Russia's Gazprom has suspended gas deliveries to Italy's Eni, blaming a transport problem in Austria, the Italian energy giant said on Saturday.

Russia suspends gas to Italy after 'problem' in Austria

“Gazprom told us that it was not able to confirm the delivery of the volumes demanded for today, citing the impossibility of gas transport through Austria,” Eni said in a statement.

As a result, “Russian gas flows to Eni via the Tarvisio entry point will be naught”, it said.

In a statement published on Telegram, Gazprom said the problem was due to regulatory changes in Austria that took place at the end of September and that it was working with Italian customers to resolve the issue.

According to Gazprom, the Austrian gas grid operator had refused to confirm the transport nominations.

In Austria, regulatory authority E-Control said the new rules, which entered into force on Saturday, had been “known to all market actors for months”.

It said it expected “all to conform and take the necessary measures to fulfil their obligations”.

The problems were related to “contractual details” linked to the transit of gas towards Italy, it said on Twitter, adding in response to a tweeted question that this currently had “no effect” on users in Austria.

Most of Russian gas delivered to Italy passes via Ukraine through the Trans Austria Gas Pipeline (TAG), to Tarvisio in northern Italy on the border with Austria.

Before the war in Ukraine, Italy imported 95 percent of the gas it consumes — about 45 percent of which came from Russia.
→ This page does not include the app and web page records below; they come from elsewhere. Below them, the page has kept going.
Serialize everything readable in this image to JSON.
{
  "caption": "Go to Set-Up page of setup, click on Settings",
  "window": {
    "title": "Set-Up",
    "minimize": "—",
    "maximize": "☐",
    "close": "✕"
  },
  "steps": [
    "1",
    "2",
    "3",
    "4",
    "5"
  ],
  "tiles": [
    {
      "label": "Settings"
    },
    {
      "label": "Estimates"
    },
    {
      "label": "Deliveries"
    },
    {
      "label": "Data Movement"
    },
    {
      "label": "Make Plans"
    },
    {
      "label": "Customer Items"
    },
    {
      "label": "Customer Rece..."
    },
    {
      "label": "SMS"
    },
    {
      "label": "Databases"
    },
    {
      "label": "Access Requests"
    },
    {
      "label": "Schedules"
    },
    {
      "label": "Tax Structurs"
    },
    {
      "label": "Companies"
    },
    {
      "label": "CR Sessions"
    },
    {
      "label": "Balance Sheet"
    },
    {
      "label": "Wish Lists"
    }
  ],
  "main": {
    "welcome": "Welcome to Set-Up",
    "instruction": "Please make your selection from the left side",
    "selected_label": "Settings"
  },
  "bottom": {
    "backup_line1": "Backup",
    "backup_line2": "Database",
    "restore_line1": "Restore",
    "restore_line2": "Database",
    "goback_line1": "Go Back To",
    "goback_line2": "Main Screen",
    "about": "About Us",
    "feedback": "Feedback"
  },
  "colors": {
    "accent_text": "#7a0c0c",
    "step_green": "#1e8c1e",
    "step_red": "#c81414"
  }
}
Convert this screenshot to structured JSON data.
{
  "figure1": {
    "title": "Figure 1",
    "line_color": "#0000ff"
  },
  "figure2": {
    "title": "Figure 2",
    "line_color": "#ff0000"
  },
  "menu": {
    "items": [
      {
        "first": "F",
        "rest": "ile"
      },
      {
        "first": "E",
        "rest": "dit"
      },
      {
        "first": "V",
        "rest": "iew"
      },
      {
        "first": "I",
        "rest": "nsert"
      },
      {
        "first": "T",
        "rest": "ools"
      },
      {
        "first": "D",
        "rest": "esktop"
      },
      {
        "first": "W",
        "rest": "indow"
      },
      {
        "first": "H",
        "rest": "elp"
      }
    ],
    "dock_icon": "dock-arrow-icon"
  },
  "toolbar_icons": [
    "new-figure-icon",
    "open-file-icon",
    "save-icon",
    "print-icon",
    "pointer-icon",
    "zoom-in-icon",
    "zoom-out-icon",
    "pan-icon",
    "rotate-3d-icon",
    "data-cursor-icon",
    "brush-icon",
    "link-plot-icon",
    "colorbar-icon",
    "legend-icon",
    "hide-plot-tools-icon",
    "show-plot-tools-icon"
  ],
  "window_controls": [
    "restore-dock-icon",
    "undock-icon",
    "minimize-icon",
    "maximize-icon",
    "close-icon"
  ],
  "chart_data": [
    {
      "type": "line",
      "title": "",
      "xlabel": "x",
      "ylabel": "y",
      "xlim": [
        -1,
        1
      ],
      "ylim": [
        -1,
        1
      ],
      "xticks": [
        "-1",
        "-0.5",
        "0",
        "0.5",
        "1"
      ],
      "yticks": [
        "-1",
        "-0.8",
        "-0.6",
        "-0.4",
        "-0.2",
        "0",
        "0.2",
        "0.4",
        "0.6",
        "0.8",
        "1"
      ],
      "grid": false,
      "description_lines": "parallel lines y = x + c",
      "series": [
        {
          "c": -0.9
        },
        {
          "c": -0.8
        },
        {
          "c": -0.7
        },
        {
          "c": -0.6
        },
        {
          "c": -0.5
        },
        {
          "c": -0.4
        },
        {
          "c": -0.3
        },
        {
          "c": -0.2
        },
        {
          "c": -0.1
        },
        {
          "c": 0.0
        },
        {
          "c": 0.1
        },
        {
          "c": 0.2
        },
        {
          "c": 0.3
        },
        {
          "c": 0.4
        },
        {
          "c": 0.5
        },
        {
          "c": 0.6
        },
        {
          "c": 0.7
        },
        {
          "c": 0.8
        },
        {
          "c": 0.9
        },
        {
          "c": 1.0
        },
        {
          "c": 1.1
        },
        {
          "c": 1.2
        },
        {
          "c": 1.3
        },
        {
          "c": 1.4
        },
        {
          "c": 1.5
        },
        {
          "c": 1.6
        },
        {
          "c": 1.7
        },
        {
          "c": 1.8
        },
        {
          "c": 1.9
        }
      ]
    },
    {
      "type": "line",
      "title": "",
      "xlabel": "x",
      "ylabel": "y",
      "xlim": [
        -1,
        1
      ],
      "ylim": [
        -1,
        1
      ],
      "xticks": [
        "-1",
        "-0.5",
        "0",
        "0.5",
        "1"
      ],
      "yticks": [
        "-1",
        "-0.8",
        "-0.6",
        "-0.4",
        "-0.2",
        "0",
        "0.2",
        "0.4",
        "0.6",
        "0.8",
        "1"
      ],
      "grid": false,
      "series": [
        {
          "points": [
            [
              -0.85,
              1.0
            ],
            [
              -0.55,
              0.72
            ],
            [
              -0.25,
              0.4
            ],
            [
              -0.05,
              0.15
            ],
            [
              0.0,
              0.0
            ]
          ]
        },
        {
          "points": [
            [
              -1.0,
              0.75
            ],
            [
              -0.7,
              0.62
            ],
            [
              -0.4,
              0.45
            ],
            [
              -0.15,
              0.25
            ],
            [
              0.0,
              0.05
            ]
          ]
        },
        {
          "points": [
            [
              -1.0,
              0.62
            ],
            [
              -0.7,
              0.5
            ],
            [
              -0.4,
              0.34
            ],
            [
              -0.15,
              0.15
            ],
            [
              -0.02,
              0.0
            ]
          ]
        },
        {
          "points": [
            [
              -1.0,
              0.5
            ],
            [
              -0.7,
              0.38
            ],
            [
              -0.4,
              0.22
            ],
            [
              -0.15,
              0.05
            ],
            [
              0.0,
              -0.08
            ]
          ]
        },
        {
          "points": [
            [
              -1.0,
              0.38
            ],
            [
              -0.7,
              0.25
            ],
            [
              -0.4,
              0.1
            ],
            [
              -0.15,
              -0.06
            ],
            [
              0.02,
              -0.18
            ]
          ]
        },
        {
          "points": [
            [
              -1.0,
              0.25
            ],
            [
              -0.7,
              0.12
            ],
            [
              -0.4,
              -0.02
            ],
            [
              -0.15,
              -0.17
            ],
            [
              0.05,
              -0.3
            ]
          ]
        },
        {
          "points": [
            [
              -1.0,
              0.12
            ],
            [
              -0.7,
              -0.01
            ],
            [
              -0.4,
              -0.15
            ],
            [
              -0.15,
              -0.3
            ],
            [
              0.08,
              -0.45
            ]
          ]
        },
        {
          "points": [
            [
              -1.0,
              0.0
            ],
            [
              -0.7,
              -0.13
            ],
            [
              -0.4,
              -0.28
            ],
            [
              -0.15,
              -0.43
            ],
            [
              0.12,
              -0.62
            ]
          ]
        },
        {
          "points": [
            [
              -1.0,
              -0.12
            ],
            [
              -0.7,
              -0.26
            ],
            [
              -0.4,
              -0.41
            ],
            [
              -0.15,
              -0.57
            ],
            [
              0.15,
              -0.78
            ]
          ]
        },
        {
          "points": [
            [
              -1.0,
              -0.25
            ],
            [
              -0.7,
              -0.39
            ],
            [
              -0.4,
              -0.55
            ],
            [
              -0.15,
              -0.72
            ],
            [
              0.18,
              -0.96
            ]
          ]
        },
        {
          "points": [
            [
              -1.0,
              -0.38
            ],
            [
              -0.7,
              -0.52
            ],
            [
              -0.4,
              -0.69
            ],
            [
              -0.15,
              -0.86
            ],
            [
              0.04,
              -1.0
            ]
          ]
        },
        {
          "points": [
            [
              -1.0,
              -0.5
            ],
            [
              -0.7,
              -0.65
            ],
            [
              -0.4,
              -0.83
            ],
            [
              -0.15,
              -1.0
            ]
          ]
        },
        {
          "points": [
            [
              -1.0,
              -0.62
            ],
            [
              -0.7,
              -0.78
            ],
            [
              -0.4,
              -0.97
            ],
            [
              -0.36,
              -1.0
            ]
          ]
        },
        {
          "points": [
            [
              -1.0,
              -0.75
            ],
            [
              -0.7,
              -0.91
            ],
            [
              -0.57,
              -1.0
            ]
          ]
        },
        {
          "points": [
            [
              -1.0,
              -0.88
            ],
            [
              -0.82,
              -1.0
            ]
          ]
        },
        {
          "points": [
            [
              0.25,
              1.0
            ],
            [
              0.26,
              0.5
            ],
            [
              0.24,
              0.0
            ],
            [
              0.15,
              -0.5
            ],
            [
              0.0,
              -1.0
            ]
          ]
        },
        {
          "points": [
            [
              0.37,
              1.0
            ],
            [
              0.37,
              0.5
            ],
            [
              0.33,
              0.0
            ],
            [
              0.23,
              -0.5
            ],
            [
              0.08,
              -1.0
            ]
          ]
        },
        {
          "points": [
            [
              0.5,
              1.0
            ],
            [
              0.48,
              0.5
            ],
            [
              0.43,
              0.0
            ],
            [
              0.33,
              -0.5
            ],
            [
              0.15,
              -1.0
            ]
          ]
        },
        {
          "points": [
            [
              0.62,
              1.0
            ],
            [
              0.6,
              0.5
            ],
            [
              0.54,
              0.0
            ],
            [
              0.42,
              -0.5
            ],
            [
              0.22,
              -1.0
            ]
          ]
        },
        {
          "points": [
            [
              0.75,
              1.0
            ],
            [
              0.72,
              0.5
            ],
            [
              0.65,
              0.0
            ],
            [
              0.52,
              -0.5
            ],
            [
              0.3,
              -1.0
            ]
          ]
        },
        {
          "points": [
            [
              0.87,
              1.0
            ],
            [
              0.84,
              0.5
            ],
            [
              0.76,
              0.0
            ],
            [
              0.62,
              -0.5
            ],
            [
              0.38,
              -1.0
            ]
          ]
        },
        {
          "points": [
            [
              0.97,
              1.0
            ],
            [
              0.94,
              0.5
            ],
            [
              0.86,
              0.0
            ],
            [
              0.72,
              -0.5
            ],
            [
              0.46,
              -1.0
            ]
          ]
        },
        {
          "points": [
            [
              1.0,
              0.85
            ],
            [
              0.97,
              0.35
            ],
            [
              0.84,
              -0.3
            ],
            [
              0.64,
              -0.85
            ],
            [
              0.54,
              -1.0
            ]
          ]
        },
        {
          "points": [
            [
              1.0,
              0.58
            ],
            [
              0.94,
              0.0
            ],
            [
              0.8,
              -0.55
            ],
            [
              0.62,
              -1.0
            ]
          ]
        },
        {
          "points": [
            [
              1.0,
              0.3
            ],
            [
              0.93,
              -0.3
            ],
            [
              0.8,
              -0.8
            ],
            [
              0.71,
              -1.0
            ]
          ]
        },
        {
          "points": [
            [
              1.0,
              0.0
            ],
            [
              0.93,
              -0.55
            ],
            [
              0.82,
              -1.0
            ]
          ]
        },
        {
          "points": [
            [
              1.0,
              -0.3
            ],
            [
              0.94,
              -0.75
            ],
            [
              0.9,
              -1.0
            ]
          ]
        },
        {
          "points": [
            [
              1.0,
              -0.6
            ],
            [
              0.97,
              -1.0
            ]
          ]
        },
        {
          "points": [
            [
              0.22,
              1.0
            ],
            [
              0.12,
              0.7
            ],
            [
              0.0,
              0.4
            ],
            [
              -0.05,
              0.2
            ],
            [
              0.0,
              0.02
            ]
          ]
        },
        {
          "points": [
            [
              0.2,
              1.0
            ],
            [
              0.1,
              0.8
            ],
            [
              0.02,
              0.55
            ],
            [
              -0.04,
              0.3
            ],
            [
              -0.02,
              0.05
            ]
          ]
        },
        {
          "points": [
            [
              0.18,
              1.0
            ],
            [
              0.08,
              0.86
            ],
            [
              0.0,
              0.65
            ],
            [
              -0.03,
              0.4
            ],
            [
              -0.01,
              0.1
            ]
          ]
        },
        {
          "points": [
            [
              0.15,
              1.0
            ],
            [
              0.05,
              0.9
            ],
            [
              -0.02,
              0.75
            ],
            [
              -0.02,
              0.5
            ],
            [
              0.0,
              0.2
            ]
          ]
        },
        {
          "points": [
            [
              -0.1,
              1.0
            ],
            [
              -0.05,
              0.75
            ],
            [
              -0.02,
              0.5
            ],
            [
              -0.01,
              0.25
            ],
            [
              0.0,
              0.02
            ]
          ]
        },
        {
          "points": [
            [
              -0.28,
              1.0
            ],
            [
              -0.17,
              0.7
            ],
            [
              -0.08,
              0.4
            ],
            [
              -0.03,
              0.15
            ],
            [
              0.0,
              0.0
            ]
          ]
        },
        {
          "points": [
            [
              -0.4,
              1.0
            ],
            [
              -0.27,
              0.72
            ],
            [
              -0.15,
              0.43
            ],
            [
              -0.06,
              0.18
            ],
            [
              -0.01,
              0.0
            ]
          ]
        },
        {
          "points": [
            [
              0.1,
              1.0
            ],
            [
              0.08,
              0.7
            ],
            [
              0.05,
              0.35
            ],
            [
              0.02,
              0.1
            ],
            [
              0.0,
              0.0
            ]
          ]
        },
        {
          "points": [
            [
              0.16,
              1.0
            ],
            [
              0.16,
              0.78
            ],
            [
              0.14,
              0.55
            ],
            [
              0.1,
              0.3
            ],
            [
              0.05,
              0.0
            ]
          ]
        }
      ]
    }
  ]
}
Outgoing Prime Minister Mario Draghi has signed new deals with other gas producers to reduce Italy’s reliance on Russia, lowered to 25 percent as of June, while accelerating a shift towards renewable energies.